Posted on

Delay sought in trial for double drunk driving homicide

A jury trial in the case of a Humbird man who allegedly killed two Neillsville women in December 2017 while driving drunk may be delayed on a request from prosecutors. The new district attorney who began work in Clark County less than two months ago is requesting the delay so she has more time to get up to speed in the case.

The court has scheduled a 2-week trial beginning on March 23 in the case against 28-year-old Trenton Bemis, who was driving a vehicle on U.S. Highway 10 just west of Neillsville on Dec. 15, 2017, when it crossed the centerline in snowy conditions and ran head-on into a car carrying two Neillsville women. Both the driver, 29-year-old Michelle Kunze, and her passenger, 35-year-old Genie Carrillo, were pronounced dead at the scene, and Bemis was treated for significant injuries.

Two charges of homicide by intoxicated use of a vehicle were filed against Bemis about six weeks after the crash and the case was being handled by former Clark County Assistant District Attorney Holly Wood Webster. However, Wood Webster resigned from her position recently, joining former District Attorney Kerra Stumbris, who resigned late last October.

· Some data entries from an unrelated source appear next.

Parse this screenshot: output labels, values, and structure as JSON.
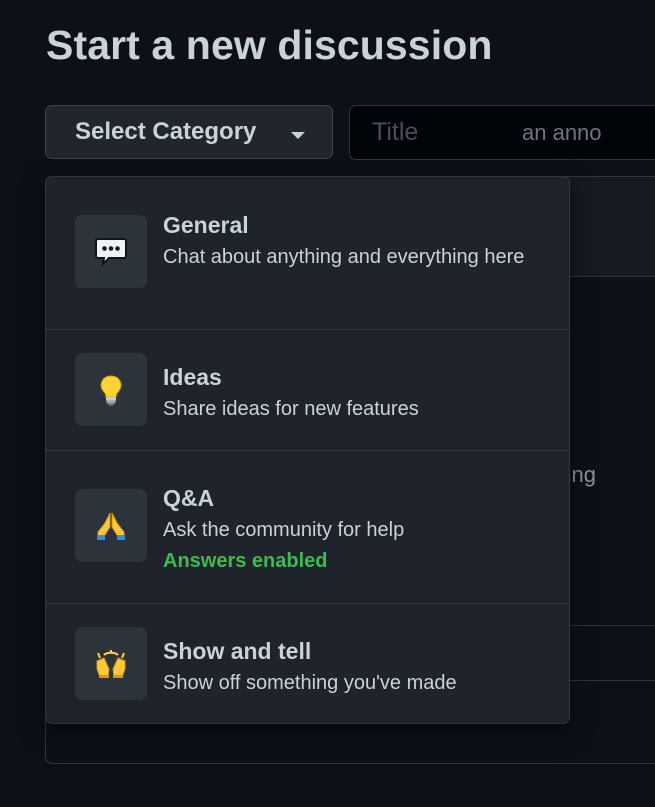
{
  "page": {
    "title": "Start a new discussion"
  },
  "category_button": {
    "label": "Select Category"
  },
  "title_input": {
    "placeholder": "Title"
  },
  "editor": {
    "placeholder_fragment": "an anno",
    "footer_hint_fragment": "pasting"
  },
  "categories": [
    {
      "name": "General",
      "description": "Chat about anything and everything here",
      "icon": "speech-balloon-icon"
    },
    {
      "name": "Ideas",
      "description": "Share ideas for new features",
      "icon": "light-bulb-icon"
    },
    {
      "name": "Q&A",
      "description": "Ask the community for help",
      "tag": "Answers enabled",
      "icon": "folded-hands-icon"
    },
    {
      "name": "Show and tell",
      "description": "Show off something you've made",
      "icon": "raising-hands-icon"
    }
  ],
  "colors": {
    "background": "#0d1117",
    "dropdown": "#1f232b",
    "text": "#c9d1d9",
    "success": "#3fb950",
    "border": "#30363d"
  }
}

In a motion filed with the court on Jan. 29, new District Attorney Melissa Inlow has requested an adjournment of the trial for “a short time” so she and the state assistant attorney general who are working on the case have more time to prepare. The motion reads, in part, “given the complex nature of this case, the lengthy procedural history, and the extensive discovery, the State will need additional time to prepare for trial.”

Inlow, who was sworn in as Clark County DA on Dec. 27, said she needs time to familiarize herself with the case as Wood Webster had prepared it. “It is not the state’s intent to change the tenor of this case or undermine anything that has previously been done,” the motion reads.

Also, the motion states, two key witnesses in the case will not be available during the first week of the trial as scheduled, and the assistant attorney general will not be available in its scheduled second week.

Inlow said in her motion, “The State has spoken with the victims about this request, and while they are eager for a resolution in this case, they understand and do not oppose (the adjournment).”

Inlow also indicated that she had contacted Bemis’ attorney but had not heard back on whether or not he would oppose a delay.

Bemis has not been in custody since mid-February 2018, when he posted a $15,000 cash bond. Terms of his bond allow him to operate a vehicle for work purposes on his employer’s premises, but not on public roads.

Bemis requested a substitute for Clark County Circuit Court Judge Lyndsey Boon Brunette in March of 2018, and Judge Robert Shannon was assigned to the case. Various hearings have been held in the case, including one on a motion from Bemis to have the post-accident blood tests excluded from the trial. Shannon denied that motion.

In addition to Inlow’s request for a trial adjournment, a restitution order was also filed last week. That order seeks $550,000 from Bemis in compensation for damages caused in the crash.

Shannon had not ruled on the motion for adjournment as of Feb. 4.